The academic cited the Taoiseach’s address in response to the publication of the Cloyne report. “That was obvious in his speech for the closing session of the Dáil in 2011 in which he alluded to ‘the dysfunction, disconnection, elitism – that dominate the culture of the Vatican to this day’ and insisted he would refuse to be intimidated by ‘the swish of a soutane’ and ‘the swing of a thurible’,” he said.
In his lecture on Tuesday evening in Dublin, Professor McCarthy suggested that compounding the hostility of political leaders and the media, was the fact that many in the Church were “moved by a spirit of accommodation.”
“Some clergy are critical of the Church position on contraceptives, homosexuality, and a male only clergy, as well as any insistence on the importance of clerical dress and the isolated training of priests.”
He said it was against the background of in-house criticism, and political and media hostility, that the Eucharistic Congress was held in Dublin in June last year.
While not having the numerical strength of the earlier Congress, the 2012 gathering displayed “an intensity and commitment that leaves one hopeful for the Church in Ireland.”
Though the Church has a diminished position in Irish life, culturally, socially, and politically, faith itself was now central.
By not accepting the changing values of the democratic process the faithful may well become a remnant in what had been a Catholic society, Professor McCarthy warned.
“That burden of keeping the Faith will be all the more daunting given the increasing intrusion of state authority in individual, familial, and communal matters.”
Professor McCarthy is a former Director of the Institute of Irish Studies at Fordham University as well as a member of the Executive Council of the American Irish Historical Society.
He has been a commentator on Irish issues for the Public Broadcasting System, the BBC, the Canadian Broadcasting Company and RTE.
In 2006, Dr McCarthy was awarded an OBE for his efforts in the Northern Ireland Peace Process.
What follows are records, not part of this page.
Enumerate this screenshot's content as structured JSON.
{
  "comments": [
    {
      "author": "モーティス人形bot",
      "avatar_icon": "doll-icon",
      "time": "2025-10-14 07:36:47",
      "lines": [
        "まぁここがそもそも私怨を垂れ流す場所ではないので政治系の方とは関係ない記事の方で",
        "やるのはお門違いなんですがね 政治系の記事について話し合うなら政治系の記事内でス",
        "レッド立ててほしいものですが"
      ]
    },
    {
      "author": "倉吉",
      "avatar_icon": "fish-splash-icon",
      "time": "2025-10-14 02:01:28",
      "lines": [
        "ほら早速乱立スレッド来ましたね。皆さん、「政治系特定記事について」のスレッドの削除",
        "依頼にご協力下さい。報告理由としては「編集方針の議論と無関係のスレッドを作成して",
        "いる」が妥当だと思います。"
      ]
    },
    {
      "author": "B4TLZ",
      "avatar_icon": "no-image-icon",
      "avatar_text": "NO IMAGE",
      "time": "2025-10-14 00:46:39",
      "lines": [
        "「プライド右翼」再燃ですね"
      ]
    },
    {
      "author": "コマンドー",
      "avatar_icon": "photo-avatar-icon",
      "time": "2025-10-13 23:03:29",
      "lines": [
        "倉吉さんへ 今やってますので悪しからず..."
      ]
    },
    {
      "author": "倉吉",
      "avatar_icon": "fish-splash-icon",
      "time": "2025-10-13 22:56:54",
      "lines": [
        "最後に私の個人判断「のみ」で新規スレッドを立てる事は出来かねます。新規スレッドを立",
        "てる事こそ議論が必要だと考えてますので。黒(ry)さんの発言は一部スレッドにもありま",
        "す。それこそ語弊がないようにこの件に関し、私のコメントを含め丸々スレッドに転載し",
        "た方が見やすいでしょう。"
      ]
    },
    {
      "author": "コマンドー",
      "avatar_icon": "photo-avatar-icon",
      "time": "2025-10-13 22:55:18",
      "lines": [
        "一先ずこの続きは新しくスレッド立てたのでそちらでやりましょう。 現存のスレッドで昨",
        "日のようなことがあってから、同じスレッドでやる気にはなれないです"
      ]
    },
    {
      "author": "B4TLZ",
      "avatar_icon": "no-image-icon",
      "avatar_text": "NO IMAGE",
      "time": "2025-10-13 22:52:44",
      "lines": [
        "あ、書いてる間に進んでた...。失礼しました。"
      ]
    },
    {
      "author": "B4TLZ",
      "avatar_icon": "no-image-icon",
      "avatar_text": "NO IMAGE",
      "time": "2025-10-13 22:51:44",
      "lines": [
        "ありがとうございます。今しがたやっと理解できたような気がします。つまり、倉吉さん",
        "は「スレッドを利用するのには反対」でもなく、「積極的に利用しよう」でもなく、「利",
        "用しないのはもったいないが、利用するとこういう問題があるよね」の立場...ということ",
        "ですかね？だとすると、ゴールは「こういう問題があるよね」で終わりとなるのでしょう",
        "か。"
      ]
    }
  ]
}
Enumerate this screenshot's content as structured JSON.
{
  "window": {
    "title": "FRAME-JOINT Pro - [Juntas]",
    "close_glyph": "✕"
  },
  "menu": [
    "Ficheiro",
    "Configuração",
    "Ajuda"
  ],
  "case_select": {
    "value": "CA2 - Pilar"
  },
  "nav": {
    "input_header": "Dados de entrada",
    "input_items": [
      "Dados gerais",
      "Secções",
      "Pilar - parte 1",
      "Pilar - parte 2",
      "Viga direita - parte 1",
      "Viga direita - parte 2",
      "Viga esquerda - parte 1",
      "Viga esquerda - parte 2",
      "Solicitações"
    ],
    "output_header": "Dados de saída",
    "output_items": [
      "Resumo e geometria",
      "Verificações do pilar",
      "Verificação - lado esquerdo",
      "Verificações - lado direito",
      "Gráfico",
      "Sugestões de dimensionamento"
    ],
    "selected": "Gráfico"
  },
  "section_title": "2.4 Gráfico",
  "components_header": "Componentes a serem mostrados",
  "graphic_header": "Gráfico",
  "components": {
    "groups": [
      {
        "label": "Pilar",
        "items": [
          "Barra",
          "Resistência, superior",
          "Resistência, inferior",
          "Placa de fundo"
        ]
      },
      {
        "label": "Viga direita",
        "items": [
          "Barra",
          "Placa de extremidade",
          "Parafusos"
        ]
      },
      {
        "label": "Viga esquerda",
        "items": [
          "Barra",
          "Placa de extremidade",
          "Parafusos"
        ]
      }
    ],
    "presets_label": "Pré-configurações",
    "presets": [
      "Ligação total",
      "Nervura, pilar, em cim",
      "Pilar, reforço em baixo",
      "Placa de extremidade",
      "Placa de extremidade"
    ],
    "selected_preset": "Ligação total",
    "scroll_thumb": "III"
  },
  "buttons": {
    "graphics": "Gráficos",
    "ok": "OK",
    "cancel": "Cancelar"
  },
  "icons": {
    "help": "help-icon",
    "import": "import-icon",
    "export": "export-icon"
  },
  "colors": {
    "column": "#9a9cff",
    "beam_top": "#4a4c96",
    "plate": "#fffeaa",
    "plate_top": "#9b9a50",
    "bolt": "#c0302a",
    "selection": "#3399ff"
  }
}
He is also the author of many research papers and books. His most recent book is ‘Twenty-First Century Ireland: A View from America’.
Another parallel he drew between the experiences of both the Irish and American churches was “an enthusiastic misinterpretation of the Second Vatican Council.”
In his analysis, he said “Freewheeling liturgical experimentation and blunt challenges to episcopal authority were not as open here. But there was among the ordinary clergy and religious, not to mention the laity, a mixture of passivity and thoughtless acceptance of change as well as an increasing assumption that all most anything was permissible.
He said one area where this was evident was the individualisation of the hitherto communal life of religious orders, “which has contributed in no small way to the diminution in their numbers.”
Another was in church architecture where structures more and more assumed the character of gymnasia, meeting halls, or modernised replicas of Newgrange.
He said this spirit was most disastrous in the dilution of religious instruction. There was a passive assumption that children were receiving proper catechetical instruction in the schools under Catholic management.
So long as the First Communion and Confirmation exercises were conducted everyone seemed content, with little thought as to the content or depth of religious instruction or encouragement of religious devotion.
“The lessening of religious sensitivity, the growth of indifference, and the actual loss of faith occurred almost unawares. It was unlike what happens when an overtly hostile political regime imposes restrictions on religion, as in Eastern Europe right after the war.”
In fact, leaders of the Irish Church had an unwarranted sense of confidence in the late 70s and early 80s because of certain events; the 1979 Papal visit, the 1983 anti-abortion referendum, and the 1986 rejection of a divorce referendum. However, within a decade things had turned quickly the other way.
The next decade and a half would be a long night of the soul for the Catholic Church in Ireland in view of the numerous revelations of sexual abuse by priests and religious in parishes, schools, and, especially, industrial homes, and hierarchical lack of concern.
The Church has seriously undertaken the necessary remedial steps. However, as is often the situation in history, severe hostile reaction, even revolution, often occurs after remedial actions are undertaken.
Referring to the hostile, unfair, and often dishonest atmosphere in the media in Ireland towards the Church, he said things are different in America, where even media figures who are not particularly religious themselves generally give a forum to church figures and their allies.
In addition, there are a greater variety of media options, especially radio stations and cable television, giving options other than establishment political correctness.
Even very liberal political figures go out of their way to show some deference to religious spokesmen.
It says something about the remaining strength of religion in America that both political parties had Cardinal Dolan of New York deliver the invocation at their national conventions.